Places Discussed

(Critical Guide to Settings and Places in Literature)


Alexandria. Illinois hometown of Eugene Witla; a typical midwestern town of about ten thousand people. Although Eugene feels too ambitious to remain there, his character is irrevocably influenced by the tranquil beauty of the region and the conservative values of his God-fearing parents, friends, and neighbors. In Alexandria, as in every other place used in this novel, Theodore Dreiser describes Eugene’s surroundings in lavish detail to emphasize his hero’s impressionable nature and artistic sensitivity, which set him apart from ordinary people and make him feel an outsider everywhere.


Blackwood. Wisconsin hometown of Angela Blue, who becomes Eugene’s wife and remains the most important person in his life despite his womanizing. Angela, too, has been stamped by the traditional conservative values of small-town middle America, but in contrast to Eugene she never questions or revolts against them. The powerful moral influence of Blackwood and Alexandria forces Eugene to marry Angela, although he has strong misgivings about doing so from the beginning. Blackwood serves as an unchanging standard by which to measure the changes that take place in Eugene’s character as he and Angela return to visit her family. The townspeople remain the same, while Eugene realizes he has become both sophisticated and corrupted by exposure to the opportunities and hedonistic values of the big cities.


*Chicago. At first Eugene is most impressed by the raw ugliness of the mushrooming city, but he also admires it because it is vigorous, aggressive, and forward-looking, like himself. He achieves a measure of artistic fame by painting—not beautiful scenes to adorn the walls of bourgeois homes—but realistic scenes that emphasize the brutality and ugliness of a coldly commercial city...

(The entire section is 768 words.)


(Great Characters in Literature)

Gerber, Philip L. Theodore Dreiser Revisited. New York: Twayne, 1992. Concludes that Dreiser while writing The “Genius” was too close to the work’s autobiographical elements (his own failing marriage and frustrating editorial work during the years 1898-1910) to shape a convincing story about his hero’s conflicting artistic, materialistic, and sexual desires.

Lundquist, James. Theodore Dreiser.
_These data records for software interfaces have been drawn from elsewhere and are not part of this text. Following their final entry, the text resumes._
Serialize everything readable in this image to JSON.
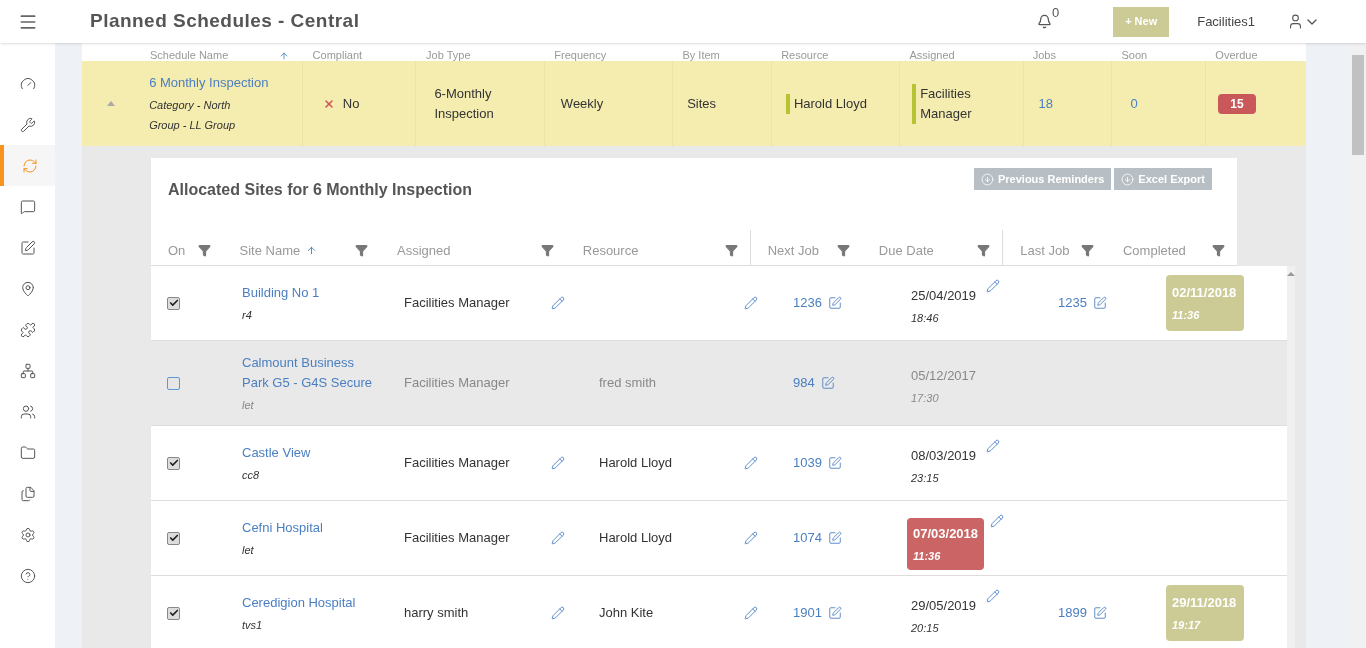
{
  "header": {
    "title": "Planned Schedules - Central",
    "notifications": "0",
    "new_button": "+ New",
    "user": "Facilities1"
  },
  "sidebar": {
    "items": [
      {
        "selected": false
      },
      {
        "selected": false
      },
      {
        "selected": true
      },
      {
        "selected": false
      },
      {
        "selected": false
      },
      {
        "selected": false
      },
      {
        "selected": false
      },
      {
        "selected": false
      },
      {
        "selected": false
      },
      {
        "selected": false
      },
      {
        "selected": false
      },
      {
        "selected": false
      },
      {
        "selected": false
      }
    ]
  },
  "schedules": {
    "columns": [
      {
        "label": "Schedule Name",
        "sorted": true
      },
      {
        "label": "Compliant",
        "sorted": false
      },
      {
        "label": "Job Type",
        "sorted": false
      },
      {
        "label": "Frequency",
        "sorted": false
      },
      {
        "label": "By Item",
        "sorted": false
      },
      {
        "label": "Resource",
        "sorted": false
      },
      {
        "label": "Assigned",
        "sorted": false
      },
      {
        "label": "Jobs",
        "sorted": false
      },
      {
        "label": "Soon",
        "sorted": false
      },
      {
        "label": "Overdue",
        "sorted": false
      }
    ],
    "rows": [
      {
        "expanded": true,
        "name": "6 Monthly Inspection",
        "category": "Category - North",
        "group": "Group - LL Group",
        "compliant": "No",
        "compliant_ok": false,
        "job_type": "6-Monthly Inspection",
        "frequency": "Weekly",
        "by_item": "Sites",
        "resource": "Harold Lloyd",
        "assigned": "Facilities Manager",
        "jobs": "18",
        "soon": "0",
        "overdue": "15"
      }
    ]
  },
  "allocated": {
    "title": "Allocated Sites for 6 Monthly Inspection",
    "buttons": [
      "Previous Reminders",
      "Excel Export"
    ],
    "columns": [
      {
        "label": "On",
        "sorted": false
      },
      {
        "label": "Site Name",
        "sorted": true
      },
      {
        "label": "Assigned",
        "sorted": false
      },
      {
        "label": "Resource",
        "sorted": false
      },
      {
        "label": "Next Job",
        "sorted": false
      },
      {
        "label": "Due Date",
        "sorted": false
      },
      {
        "label": "Last Job",
        "sorted": false
      },
      {
        "label": "Completed",
        "sorted": false
      }
    ],
    "rows": [
      {
        "on": true,
        "disabled": false,
        "site": "Building No 1",
        "code": "r4",
        "assigned": "Facilities Manager",
        "next_job": "1236",
        "due_date": "25/04/2019",
        "due_time": "18:46",
        "overdue": false,
        "last_job": "1235",
        "completed_date": "02/11/2018",
        "completed_time": "11:36"
      },
      {
        "on": false,
        "disabled": true,
        "site": "Calmount Business Park G5 - G4S Secure",
        "code": "let",
        "assigned": "Facilities Manager",
        "resource": "fred smith",
        "next_job": "984",
        "due_date": "05/12/2017",
        "due_time": "17:30",
        "overdue": false
      },
      {
        "on": true,
        "disabled": false,
        "site": "Castle View",
        "code": "cc8",
        "assigned": "Facilities Manager",
        "resource": "Harold Lloyd",
        "next_job": "1039",
        "due_date": "08/03/2019",
        "due_time": "23:15",
        "overdue": false
      },
      {
        "on": true,
        "disabled": false,
        "site": "Cefni Hospital",
        "code": "let",
        "assigned": "Facilities Manager",
        "resource": "Harold Lloyd",
        "next_job": "1074",
        "due_date": "07/03/2018",
        "due_time": "11:36",
        "overdue": true
      },
      {
        "on": true,
        "disabled": false,
        "site": "Ceredigion Hospital",
        "code": "tvs1",
        "assigned": "harry smith",
        "resource": "John Kite",
        "next_job": "1901",
        "due_date": "29/05/2019",
        "due_time": "20:15",
        "overdue": false,
        "last_job": "1899",
        "completed_date": "29/11/2018",
        "completed_time": "19:17"
      }
    ]
  }
}
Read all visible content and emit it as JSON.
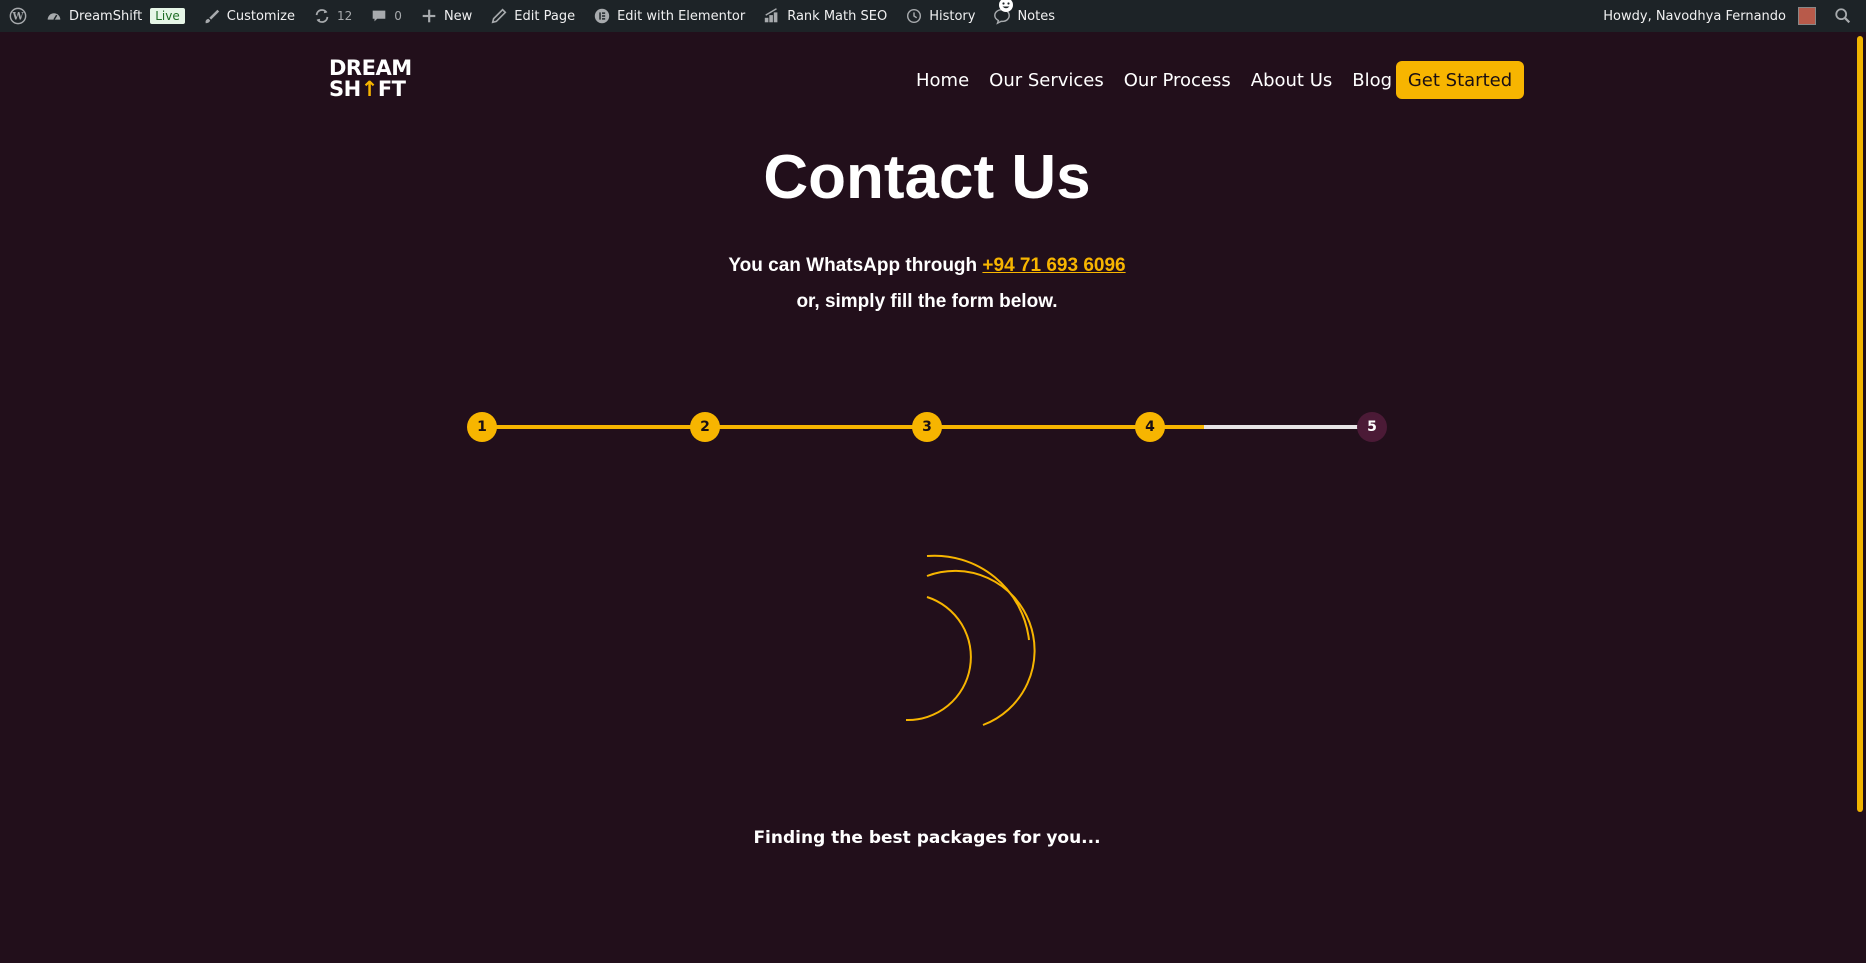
{
  "admin_bar": {
    "site_name": "DreamShift",
    "live_badge": "Live",
    "customize": "Customize",
    "updates_count": "12",
    "comments_count": "0",
    "new": "New",
    "edit_page": "Edit Page",
    "edit_elementor": "Edit with Elementor",
    "rank_math": "Rank Math SEO",
    "history": "History",
    "notes": "Notes",
    "howdy": "Howdy, Navodhya Fernando"
  },
  "header": {
    "logo_line1": "DREAM",
    "logo_line2_a": "SH",
    "logo_line2_arrow": "↑",
    "logo_line2_b": "FT",
    "nav": [
      "Home",
      "Our Services",
      "Our Process",
      "About Us",
      "Blog"
    ],
    "cta": "Get Started"
  },
  "main": {
    "title": "Contact Us",
    "whatsapp_prefix": "You can WhatsApp through ",
    "phone": "+94 71 693 6096",
    "subtitle_line2": "or, simply fill the form below.",
    "steps": [
      "1",
      "2",
      "3",
      "4",
      "5"
    ],
    "current_step": 4,
    "loading_text": "Finding the best packages for you..."
  },
  "colors": {
    "background": "#220f1b",
    "accent": "#f7b500",
    "admin_bar": "#1d2327",
    "pending_step": "#4b1a36"
  }
}
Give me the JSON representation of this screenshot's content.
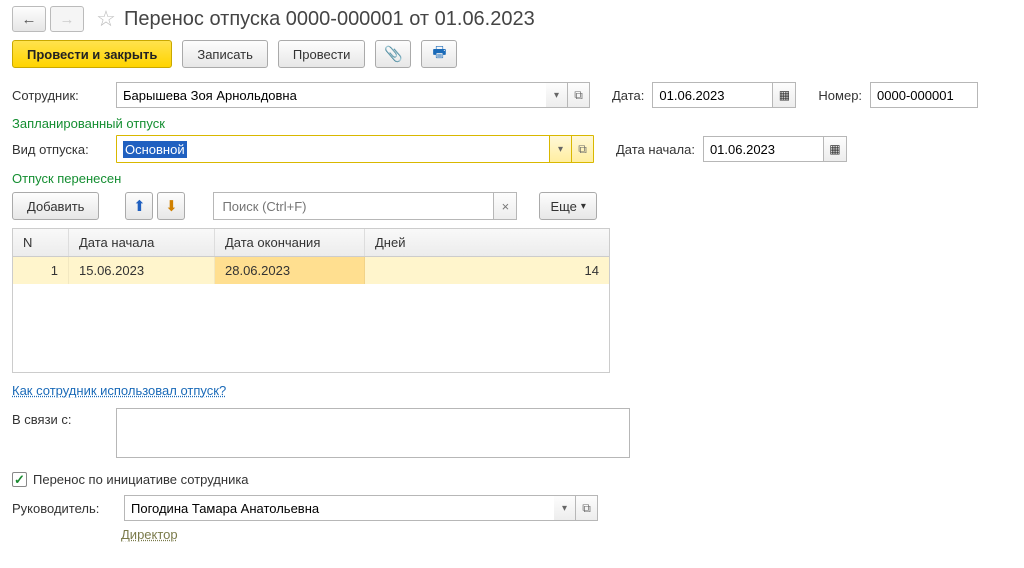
{
  "header": {
    "title": "Перенос отпуска 0000-000001 от 01.06.2023"
  },
  "toolbar": {
    "submit_close": "Провести и закрыть",
    "save": "Записать",
    "submit": "Провести"
  },
  "employee": {
    "label": "Сотрудник:",
    "value": "Барышева Зоя Арнольдовна"
  },
  "date": {
    "label": "Дата:",
    "value": "01.06.2023"
  },
  "number": {
    "label": "Номер:",
    "value": "0000-000001"
  },
  "planned": {
    "section": "Запланированный отпуск",
    "kind_label": "Вид отпуска:",
    "kind_value": "Основной",
    "start_label": "Дата начала:",
    "start_value": "01.06.2023"
  },
  "transferred": {
    "section": "Отпуск перенесен",
    "add": "Добавить",
    "search_placeholder": "Поиск (Ctrl+F)",
    "more": "Еще",
    "columns": {
      "n": "N",
      "start": "Дата начала",
      "end": "Дата окончания",
      "days": "Дней"
    },
    "rows": [
      {
        "n": "1",
        "start": "15.06.2023",
        "end": "28.06.2023",
        "days": "14"
      }
    ]
  },
  "link_usage": "Как сотрудник использовал отпуск?",
  "reason": {
    "label": "В связи с:"
  },
  "initiative": {
    "label": "Перенос по инициативе сотрудника",
    "checked": true
  },
  "manager": {
    "label": "Руководитель:",
    "value": "Погодина Тамара Анатольевна",
    "position": "Директор"
  }
}
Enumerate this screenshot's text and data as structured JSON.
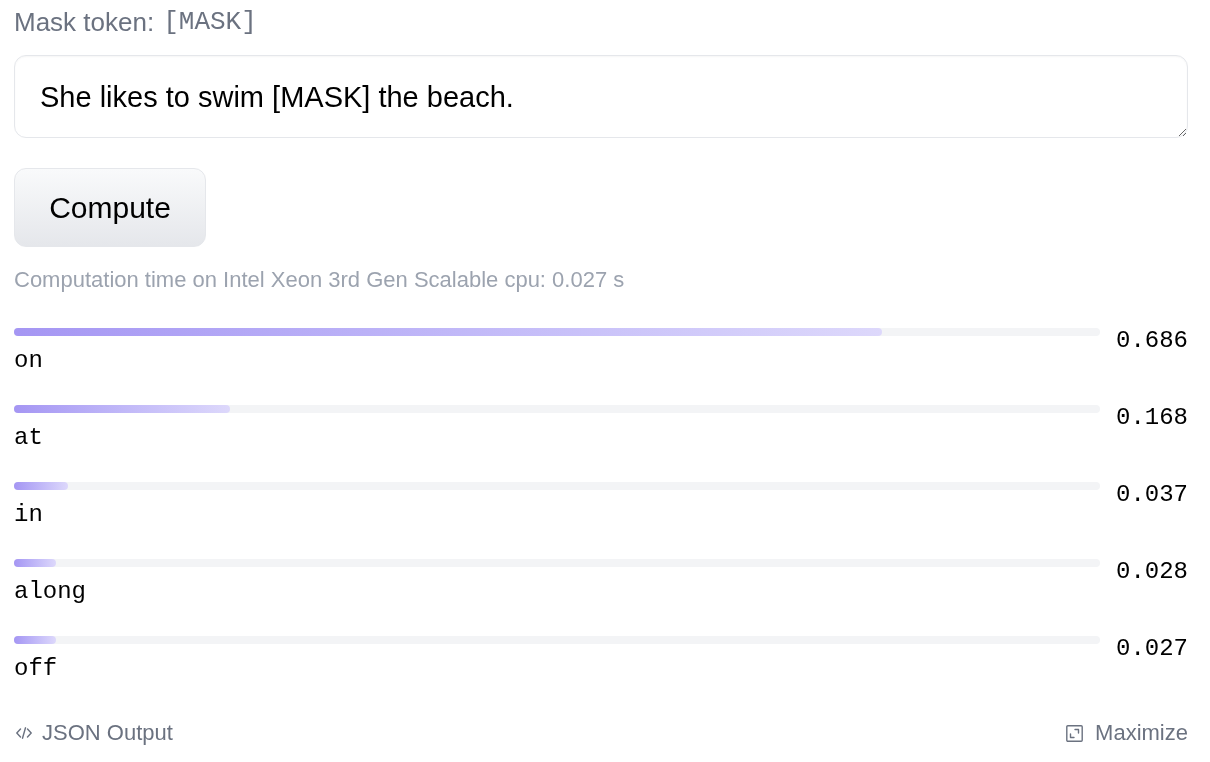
{
  "mask_token": {
    "label": "Mask token:",
    "token": "[MASK]"
  },
  "input": {
    "value": "She likes to swim [MASK] the beach."
  },
  "compute_button": {
    "label": "Compute"
  },
  "computation_time": "Computation time on Intel Xeon 3rd Gen Scalable cpu: 0.027 s",
  "predictions": [
    {
      "label": "on",
      "score": "0.686",
      "level": 0.799
    },
    {
      "label": "at",
      "score": "0.168",
      "level": 0.199
    },
    {
      "label": "in",
      "score": "0.037",
      "level": 0.05
    },
    {
      "label": "along",
      "score": "0.028",
      "level": 0.039
    },
    {
      "label": "off",
      "score": "0.027",
      "level": 0.039
    }
  ],
  "footer": {
    "json_output": "JSON Output",
    "maximize": "Maximize"
  }
}
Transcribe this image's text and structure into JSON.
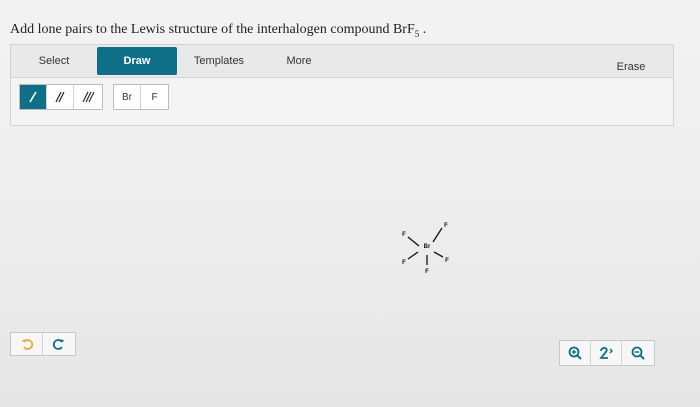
{
  "question": {
    "text": "Add lone pairs to the Lewis structure of the interhalogen compound BrF",
    "subscript": "5",
    "suffix": " ."
  },
  "tabs": {
    "select": "Select",
    "draw": "Draw",
    "templates": "Templates",
    "more": "More",
    "erase": "Erase"
  },
  "bond_tools": [
    {
      "name": "single-bond",
      "icon": "single-bond-icon"
    },
    {
      "name": "double-bond",
      "icon": "double-bond-icon"
    },
    {
      "name": "triple-bond",
      "icon": "triple-bond-icon"
    }
  ],
  "atom_tools": [
    "Br",
    "F"
  ],
  "molecule": {
    "center_atom": "Br",
    "ligand_atoms": [
      "F",
      "F",
      "F",
      "F",
      "F"
    ]
  },
  "history": {
    "undo_icon": "undo-icon",
    "redo_icon": "redo-icon"
  },
  "zoom": {
    "zoom_in_icon": "zoom-in-icon",
    "reset_icon": "reset-zoom-icon",
    "zoom_out_icon": "zoom-out-icon"
  },
  "colors": {
    "accent": "#0f6f86",
    "history_undo": "#e8a93a",
    "history_redo": "#0f6f86"
  }
}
New York: Frederick Ungar, 1974. Posits that in The “Genius” Dreiser begins to show an increased sympathy toward his characters, especially Witla, an artist struggling in a world that overvalues both material success and marital fidelity. Notes resemblances between Dreiser’s cityscapes and Everett Shinn’s paintings of the so-called Ashcan School.

Mencken, H. L. “A Literary Behemoth.” In Critical Essays on Theodore Dreiser, edited by Donald Pizer. Boston: G. K. Hall, 1981. Reprint of Mencken’s 1915 article, in which he rebukes Dreiser for piling on details in numbingly dull prose, but praises him for showing that spiritual corruption follows Witla’s financial successes and that his inner conflicts add to his bitterness.

Swanberg, W. A. Dreiser. New York: Charles Scribner’s Sons, 1965. Shows how thoroughly Dreiser based his main characters and episodes on his own acquaintances and experiences. Details efforts of the New York Society for the Suppression of Vice to censor Dreiser’s alleged blasphemy and obscenity.

Warren, Robert Penn. Homage to Theodore Dreiser. New York: Random House, 1971. Castigates Dreiser for self-indulgence and self-vindication in The “Genius” and for naïvely believing that a collection of supposedly true details of his life would take on artistic form.